George Walton was born in Prince Edward County, Virginia in 1749. Walton moved to Savannah at the age of 20. After working in the law office of Henry Young in Savannah, Walton passed the Georgia bar and 'hung' out his own shingle.
After the passage of the “Boston Port Bill,” the “Royal Appointment Bill” and the “Capital Offense Bill,” a public meeting was held at the Watch House by a committee of concerned citizens.
The men on this committee wrote a message to the King. Walton's name was on the letter. On June 21, 1775, a call from Archibald Bulloch went out to all Savannahians to meet at the Liberty Pole in front of Tondee's Tavern.
The purpose: to form a Committee of Safety that would work towards the unification of Georgia with her sister colonies. Walton was one of those appointed to lead the committee.
On July 4, 1775, the first Provincial Congress was held in Savannah. Here, Archibald Bulloch was elected President and George Walton was elected the secretary.
Walton was then named to both the “Committee of Intelligence” and the “Committee For The Articles of Association.” The Association was loyalty document that every citizen would be called upon to sign.
Walton was then selected as a delegate to the upcoming Continental Congress, where he signed the Declaration of Independence. He remained a member of this august body until 1781.
However, from November 1779 until January 1780, when Georgia actually had two governors serving simultaneously, Walton served as governor for the Revolutionary (or Republican) government in Georgia.
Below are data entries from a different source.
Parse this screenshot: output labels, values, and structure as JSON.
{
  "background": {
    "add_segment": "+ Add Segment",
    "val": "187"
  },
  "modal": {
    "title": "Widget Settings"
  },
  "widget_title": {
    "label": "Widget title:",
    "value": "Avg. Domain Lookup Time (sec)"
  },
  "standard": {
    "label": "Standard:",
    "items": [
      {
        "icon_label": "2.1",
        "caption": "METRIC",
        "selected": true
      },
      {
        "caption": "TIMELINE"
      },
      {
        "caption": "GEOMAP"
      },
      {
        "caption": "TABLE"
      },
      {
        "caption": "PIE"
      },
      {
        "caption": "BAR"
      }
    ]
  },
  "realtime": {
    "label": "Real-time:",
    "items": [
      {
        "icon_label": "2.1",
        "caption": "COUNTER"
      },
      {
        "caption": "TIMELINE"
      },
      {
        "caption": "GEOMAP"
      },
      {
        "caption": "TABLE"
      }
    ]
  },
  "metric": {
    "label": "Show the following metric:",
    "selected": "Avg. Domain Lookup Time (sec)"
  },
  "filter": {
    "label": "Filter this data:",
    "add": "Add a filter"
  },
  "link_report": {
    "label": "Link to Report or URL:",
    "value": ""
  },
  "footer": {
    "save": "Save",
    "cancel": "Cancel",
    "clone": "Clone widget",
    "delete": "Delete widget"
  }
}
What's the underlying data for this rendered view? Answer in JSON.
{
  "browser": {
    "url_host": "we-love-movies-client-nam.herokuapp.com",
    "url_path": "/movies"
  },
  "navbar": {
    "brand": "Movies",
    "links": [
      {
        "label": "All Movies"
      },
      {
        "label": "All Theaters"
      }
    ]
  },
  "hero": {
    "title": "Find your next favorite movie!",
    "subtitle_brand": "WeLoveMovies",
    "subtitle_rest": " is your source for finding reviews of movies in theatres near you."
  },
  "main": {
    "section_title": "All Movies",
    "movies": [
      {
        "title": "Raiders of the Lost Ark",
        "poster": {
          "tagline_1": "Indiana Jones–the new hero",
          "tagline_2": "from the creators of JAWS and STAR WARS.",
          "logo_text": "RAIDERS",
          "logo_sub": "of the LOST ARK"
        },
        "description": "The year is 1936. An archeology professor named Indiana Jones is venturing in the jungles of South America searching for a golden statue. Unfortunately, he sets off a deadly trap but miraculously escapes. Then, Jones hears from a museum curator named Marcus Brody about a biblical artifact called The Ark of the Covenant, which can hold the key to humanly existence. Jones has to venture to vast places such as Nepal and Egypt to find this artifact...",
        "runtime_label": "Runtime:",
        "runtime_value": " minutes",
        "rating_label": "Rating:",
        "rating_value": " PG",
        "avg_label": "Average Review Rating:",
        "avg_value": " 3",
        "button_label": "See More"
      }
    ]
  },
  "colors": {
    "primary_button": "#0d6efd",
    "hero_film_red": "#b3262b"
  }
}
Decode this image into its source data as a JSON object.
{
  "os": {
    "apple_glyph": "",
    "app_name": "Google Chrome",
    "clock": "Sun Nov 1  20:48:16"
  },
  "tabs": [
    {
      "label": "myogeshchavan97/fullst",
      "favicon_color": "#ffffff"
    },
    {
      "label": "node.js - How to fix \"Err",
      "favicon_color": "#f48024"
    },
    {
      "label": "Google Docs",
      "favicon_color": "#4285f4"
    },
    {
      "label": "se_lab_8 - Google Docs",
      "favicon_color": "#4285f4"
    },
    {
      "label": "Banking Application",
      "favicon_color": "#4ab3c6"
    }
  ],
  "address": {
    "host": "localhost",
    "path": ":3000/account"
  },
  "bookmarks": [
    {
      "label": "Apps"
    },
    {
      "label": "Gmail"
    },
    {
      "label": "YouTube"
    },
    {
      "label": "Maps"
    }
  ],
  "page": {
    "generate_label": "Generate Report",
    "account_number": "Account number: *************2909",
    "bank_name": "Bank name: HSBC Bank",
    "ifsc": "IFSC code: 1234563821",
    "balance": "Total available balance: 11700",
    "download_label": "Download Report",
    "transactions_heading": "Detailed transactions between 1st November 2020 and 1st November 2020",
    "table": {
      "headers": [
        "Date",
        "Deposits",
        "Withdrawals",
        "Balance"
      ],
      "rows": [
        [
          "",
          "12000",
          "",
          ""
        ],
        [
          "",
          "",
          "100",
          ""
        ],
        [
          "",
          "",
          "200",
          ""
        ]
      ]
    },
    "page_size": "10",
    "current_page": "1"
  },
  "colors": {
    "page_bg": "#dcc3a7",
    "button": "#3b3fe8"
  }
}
During the British assault on Savannah, 'Colonel' Walton led the troops of the First Battalion of the First Regiment of Foot Militia guarding the road to the Great Ogeechee Ferry.
During the attempt to hold off the British, Walton received a musket-ball which broke his thigh, leaving him with a limp for the rest of his life.
His British captors, who saw Walton as a prime bargaining tool, ensured that he received the best medical care. After he recovered, Walton was actually allowed some personal freedoms, moving around town freely.
The British demanded a brigadier general in exchange for Walton, but ended up exchanging him for a captain of the British Navy.
After the war, Walton was appointed the chief justice of Georgia. His job: ride through all eight counties in the state and supervise all of the associate justices serving in the county seats.
When President George Washington came to August in 1791, it was Walton who gave the 'Address of Welcome.' After serving as a United States senator, he settled into retirement at his plantation farm “Meadow Garden” near Augusta, where he died in 1806.
Roger Allen is a local lover of history. Allen provides a brief look at Bulloch County's historical past. E-mail Roger at roger firstname.lastname@example.org.